Boswellic Acid Inhibits Osteoclasts
Acetyl-11-keto-beta-boswellic acid (AKBA), a component of an Ayurvedic therapeutic plant Boswellia serrata, is a pentacyclic terpenoid active against a large number of inflammatory diseases, including cancer, arthritis, chronic colitis, ulcerative colitis, Crohn's disease, and bronchial asthma, but the mechanism is poorly understood. We found that AKBA potentiated the apoptosis induced by TNF and chemotherapeutic agents, suppressed TNF-induced invasion, and inhibited receptor activator of NF-kappaB ligand-induced osteoclastogenesis, all of which are known to require NF-kappaB activation. These observations corresponded with the down-regulation of the expression of NF-kappaB-regulated antiapoptotic, proliferative, and angiogenic gene products. As examined by DNA binding, AKBA suppressed both inducible and constitutive NF-kappaB activation in tumor cells. It also abrogated NF-kappaB activation induced by TNF, IL-1beta, okadaic acid, doxorubicin, LPS, H2O2, PMA, and cigarette smoke. AKBA did not directly affect the binding of NF-kappaB to the DNA but inhibited sequentially the TNF-induced activation of IkappaBalpha kinase (IKK), IkappaBalpha phosphorylation, IkappaBalpha ubiquitination, IkappaBalpha degradation, p65 phosphorylation, and p65 nuclear translocation. AKBA also did not directly modulate IKK activity but suppressed the activation of IKK through inhibition of Akt. Furthermore, AKBA inhibited the NF-kappaB-dependent reporter gene expression activated by TNFR type 1, TNFR-associated death domain protein, TNFR-associated factor 2, NF-kappaB-inducing kinase, and IKK, but not that activated by the p65 subunit of NF-kappaB. Overall, our results indicated that AKBA enhances apoptosis induced by cytokines and chemotherapeutic agents, inhibits invasion, and suppresses osteoclastogenesis through inhibition of NF-kappaB-regulated gene expression.

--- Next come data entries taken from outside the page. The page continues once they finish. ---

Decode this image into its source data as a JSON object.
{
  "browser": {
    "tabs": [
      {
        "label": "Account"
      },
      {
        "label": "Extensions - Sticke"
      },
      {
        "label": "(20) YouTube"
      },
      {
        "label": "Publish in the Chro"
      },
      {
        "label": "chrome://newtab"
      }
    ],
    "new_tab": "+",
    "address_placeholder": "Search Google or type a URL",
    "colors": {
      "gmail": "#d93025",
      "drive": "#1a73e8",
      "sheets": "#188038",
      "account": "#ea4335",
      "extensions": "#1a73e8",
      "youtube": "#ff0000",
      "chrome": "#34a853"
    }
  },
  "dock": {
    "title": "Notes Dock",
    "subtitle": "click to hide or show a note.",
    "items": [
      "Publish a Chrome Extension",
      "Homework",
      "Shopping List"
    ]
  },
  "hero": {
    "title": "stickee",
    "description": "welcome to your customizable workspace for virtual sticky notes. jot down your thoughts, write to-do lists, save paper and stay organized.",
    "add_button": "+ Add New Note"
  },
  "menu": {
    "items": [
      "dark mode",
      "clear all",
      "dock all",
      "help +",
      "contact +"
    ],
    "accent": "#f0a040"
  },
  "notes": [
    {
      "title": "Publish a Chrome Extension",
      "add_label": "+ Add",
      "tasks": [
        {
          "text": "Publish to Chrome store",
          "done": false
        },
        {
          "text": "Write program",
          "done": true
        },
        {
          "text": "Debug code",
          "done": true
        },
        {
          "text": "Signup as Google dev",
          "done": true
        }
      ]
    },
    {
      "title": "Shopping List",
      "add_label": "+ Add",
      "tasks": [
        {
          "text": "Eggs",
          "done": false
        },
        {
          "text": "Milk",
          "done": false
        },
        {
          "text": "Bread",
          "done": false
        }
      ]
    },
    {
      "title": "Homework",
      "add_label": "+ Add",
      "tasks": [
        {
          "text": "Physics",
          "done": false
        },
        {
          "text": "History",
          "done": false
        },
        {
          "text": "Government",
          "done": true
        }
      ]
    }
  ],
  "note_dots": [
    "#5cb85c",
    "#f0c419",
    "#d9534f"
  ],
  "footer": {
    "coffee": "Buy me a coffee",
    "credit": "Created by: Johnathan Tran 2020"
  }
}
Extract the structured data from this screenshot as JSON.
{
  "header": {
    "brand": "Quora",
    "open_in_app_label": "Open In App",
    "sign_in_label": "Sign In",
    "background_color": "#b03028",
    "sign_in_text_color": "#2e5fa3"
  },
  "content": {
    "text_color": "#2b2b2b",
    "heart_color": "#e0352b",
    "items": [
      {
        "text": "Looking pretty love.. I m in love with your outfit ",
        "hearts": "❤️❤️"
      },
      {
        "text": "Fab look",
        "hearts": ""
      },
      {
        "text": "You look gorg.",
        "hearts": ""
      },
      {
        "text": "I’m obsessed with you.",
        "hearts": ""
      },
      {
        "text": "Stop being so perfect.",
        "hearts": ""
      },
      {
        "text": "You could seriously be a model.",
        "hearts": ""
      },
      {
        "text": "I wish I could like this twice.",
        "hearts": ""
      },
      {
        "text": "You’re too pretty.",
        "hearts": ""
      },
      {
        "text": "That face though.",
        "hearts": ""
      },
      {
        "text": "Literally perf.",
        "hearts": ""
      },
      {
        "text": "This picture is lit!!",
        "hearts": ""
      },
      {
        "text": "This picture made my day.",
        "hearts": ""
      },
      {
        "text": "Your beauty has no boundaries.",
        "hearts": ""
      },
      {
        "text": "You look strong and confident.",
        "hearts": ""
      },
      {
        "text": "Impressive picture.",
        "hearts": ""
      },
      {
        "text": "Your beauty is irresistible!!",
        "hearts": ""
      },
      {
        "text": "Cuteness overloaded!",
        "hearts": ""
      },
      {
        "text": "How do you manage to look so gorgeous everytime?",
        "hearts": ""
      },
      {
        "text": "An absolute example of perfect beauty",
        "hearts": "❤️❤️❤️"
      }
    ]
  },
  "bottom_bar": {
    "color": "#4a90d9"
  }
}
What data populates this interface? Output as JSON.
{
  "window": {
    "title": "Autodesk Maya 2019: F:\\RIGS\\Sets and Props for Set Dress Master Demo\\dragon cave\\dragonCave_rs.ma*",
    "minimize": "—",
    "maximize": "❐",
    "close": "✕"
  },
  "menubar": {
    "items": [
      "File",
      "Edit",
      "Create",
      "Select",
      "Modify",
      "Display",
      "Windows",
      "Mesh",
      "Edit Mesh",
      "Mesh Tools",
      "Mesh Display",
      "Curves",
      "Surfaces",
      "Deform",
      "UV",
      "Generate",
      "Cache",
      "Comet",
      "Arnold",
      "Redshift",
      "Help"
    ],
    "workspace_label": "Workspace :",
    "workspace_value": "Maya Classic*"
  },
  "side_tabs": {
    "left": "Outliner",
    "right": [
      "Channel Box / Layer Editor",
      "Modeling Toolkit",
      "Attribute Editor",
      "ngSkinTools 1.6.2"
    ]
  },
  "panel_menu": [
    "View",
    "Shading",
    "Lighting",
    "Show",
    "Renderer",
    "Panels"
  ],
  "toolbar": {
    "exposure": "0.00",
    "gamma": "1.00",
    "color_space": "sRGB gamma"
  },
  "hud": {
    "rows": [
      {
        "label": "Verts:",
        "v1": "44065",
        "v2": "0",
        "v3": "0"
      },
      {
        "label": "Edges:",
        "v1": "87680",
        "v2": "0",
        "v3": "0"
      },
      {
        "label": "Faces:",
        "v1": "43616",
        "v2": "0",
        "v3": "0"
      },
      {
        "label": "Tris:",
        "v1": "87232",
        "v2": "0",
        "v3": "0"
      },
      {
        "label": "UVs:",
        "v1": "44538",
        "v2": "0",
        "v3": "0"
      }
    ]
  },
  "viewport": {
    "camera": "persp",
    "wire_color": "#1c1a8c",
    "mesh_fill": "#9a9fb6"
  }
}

Takada Y, Ichikawa H, Badmaev V, Aggarwal BB.
Acetyl-11-keto-beta-boswellic acid potentiates apoptosis, inhibits invasion, and abolishes osteoclastogenesis by suppressing NF-kappa B and NF-kappa B-regulated gene expression.
Cytokine Research Section, Department of Experimental Therapeutics, University of Texas M. D. Anderson Cancer Center, Houston, TX 77030, USA.